### ASSIGNMENT
Filter the entries that follow, copying every line in which the word "your" appears.

──────────────────────────────

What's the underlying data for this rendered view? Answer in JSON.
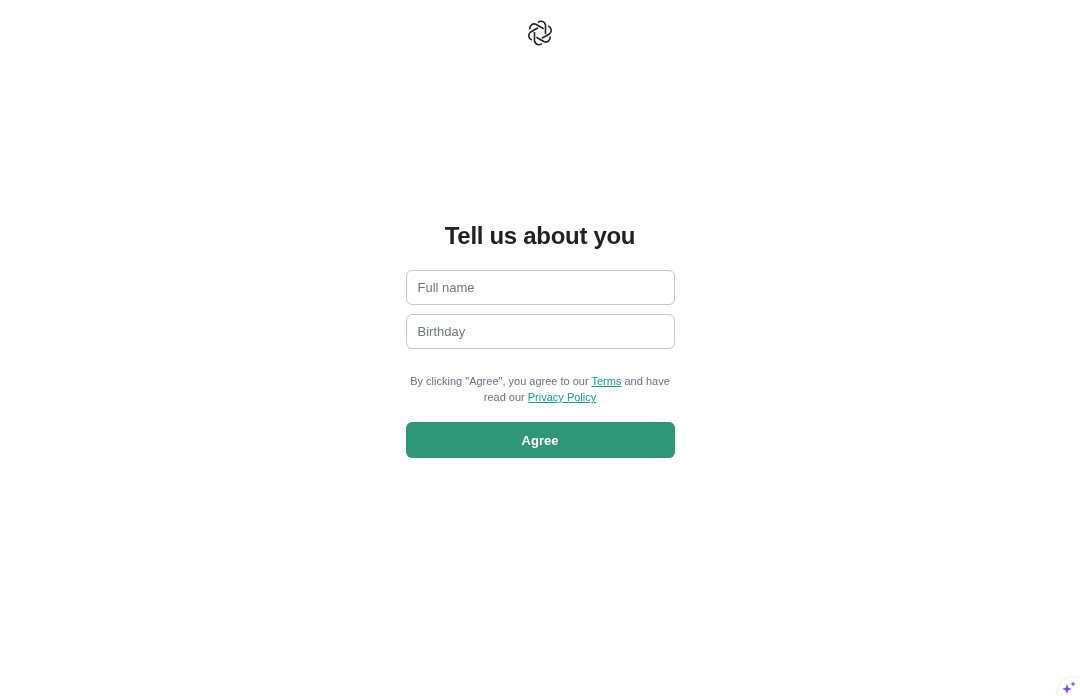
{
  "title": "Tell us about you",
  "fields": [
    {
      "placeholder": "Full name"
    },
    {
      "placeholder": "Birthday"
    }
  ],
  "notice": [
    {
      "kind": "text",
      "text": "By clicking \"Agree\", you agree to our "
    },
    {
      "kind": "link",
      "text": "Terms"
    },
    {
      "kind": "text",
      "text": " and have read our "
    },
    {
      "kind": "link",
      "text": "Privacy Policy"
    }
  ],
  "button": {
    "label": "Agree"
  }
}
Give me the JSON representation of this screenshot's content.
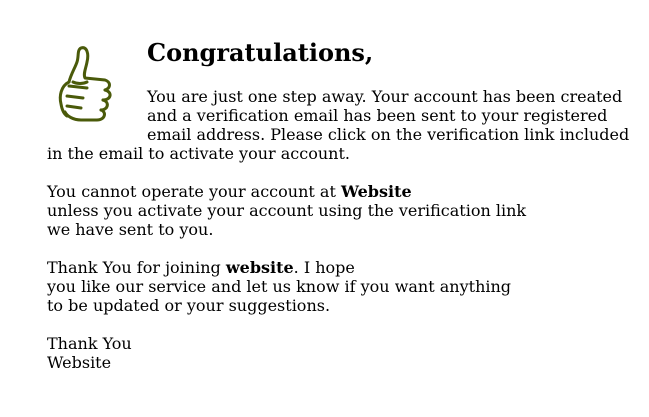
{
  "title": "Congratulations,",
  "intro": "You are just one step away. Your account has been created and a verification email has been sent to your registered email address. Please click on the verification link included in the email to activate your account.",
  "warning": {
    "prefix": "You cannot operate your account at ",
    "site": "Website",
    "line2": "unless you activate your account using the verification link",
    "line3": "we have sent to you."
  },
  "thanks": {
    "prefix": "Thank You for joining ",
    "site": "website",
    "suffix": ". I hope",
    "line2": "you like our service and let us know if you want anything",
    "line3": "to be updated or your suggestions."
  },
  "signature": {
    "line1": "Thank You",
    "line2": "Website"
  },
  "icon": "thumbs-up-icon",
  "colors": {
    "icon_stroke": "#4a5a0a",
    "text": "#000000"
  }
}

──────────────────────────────

### SOLUTION TO THE EXERCISE
  "intro": "You are just one step away. Your account has been created and a verification email has been sent to your registered email address. Please click on the verification link included in the email to activate your account.",
    "prefix": "You cannot operate your account at ",
    "line2": "unless you activate your account using the verification link",
    "line3": "to be updated or your suggestions."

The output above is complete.